Everyone wonders what's going to be in the plenary session, and this year, you will be surprised. You won't find anything about breast cancer, colon cancer, lung cancer, or prostate cancer at the plenary session. That wasn't by design; those are clearly common and important cancers faced by the patients we serve.

The goal of the Scientific Program Committee in selecting sessions for the plenary was to find the best work -- the work that had the biggest clinical impact. This year, in the plenary session, you will hear results of 5 studies, all of which have significant overall survival advantages to report. These are studies that should immediately change practice. In some cases, it is likely that they will lead to the approval of new drugs, particularly for the treatment of melanoma.

In some cases, that survival advantage comes by using our existing therapies, either in a smarter way with different doses and schedules, or for a longer duration of therapy. Five studies, 5 profound improvements in overall survival, and lessons that can expand well beyond the somewhat less common tumor types in which those studies are based.

I also want to point you to what I hope will be fascinating and interesting: the combined AACR [American Association of Cancer Research] and ASCO® Presidential Symposium. We will be joined by the current president of the AACR, Dr. Elizabeth Blackburn, Nobel Prize winner for her work on the function of telomeres and the role of telomerase. The Presidential Symposium will be devoted to the biology of telomeres, the biology of telomerase, and the therapeutic potential of inhibiting telomerase.

Telomerase is crucial for allowing cells to avoid normal aging and normal mortality, and it's a crucial feature of cancer cells. We are just now starting to see some of the first clinical results of therapies that interrupt that crucial pathway. Anytime I get a chance to hear a Nobel Prize winner, I'm always excited. I always learn something, and I think that symposium will, for many of our members, be the first chance to really think about this aspect of biology. I suspect it's one of which we will take therapeutic advantage in the future.

There are other things I'm looking forward to, but perhaps more than anything else, I'm looking forward to being surprised. I enjoy straying in for a few minutes into a random room to see what session is going on, to hear science about areas in which I don't personally work, or about patients whom I don't personally treat. It's always a chance to find unexpected nuggets and get inspired by the work of our colleagues. It's also a chance to meet new friends and to reconnect with old friends.

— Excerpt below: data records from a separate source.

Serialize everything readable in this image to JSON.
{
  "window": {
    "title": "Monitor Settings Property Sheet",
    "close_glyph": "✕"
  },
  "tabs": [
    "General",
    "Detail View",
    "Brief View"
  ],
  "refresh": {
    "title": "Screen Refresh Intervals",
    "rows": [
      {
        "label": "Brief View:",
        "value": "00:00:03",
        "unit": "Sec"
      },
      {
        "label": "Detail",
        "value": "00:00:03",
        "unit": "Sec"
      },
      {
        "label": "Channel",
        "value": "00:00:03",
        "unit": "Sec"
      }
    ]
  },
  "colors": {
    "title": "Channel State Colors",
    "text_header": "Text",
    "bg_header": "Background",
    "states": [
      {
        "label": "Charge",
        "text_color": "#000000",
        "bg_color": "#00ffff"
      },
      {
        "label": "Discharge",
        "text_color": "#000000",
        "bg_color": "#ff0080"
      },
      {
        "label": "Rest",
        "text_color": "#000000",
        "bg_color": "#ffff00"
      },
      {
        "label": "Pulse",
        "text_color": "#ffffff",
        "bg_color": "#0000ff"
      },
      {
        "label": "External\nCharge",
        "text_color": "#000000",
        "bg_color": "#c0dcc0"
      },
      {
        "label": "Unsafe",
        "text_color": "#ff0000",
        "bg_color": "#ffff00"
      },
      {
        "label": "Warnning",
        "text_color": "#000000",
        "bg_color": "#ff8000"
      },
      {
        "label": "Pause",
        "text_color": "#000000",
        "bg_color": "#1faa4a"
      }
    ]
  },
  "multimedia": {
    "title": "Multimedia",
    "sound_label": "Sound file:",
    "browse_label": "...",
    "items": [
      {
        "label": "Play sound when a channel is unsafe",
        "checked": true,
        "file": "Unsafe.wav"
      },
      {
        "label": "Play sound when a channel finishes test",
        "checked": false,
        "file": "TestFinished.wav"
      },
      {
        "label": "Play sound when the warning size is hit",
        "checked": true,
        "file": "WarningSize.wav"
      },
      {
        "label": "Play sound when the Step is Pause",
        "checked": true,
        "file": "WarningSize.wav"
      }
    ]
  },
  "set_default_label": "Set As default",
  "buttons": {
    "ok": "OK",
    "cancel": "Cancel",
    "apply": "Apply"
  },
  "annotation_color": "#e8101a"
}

And for that, simply randomly walking into a room can't be beat.

So I hope you plan on joining us in Chicago; I hope you find it worthwhile. Please be sure to check out the plenary and that AACR/ASCO® Presidential Symposium, and I hope to see many of you there.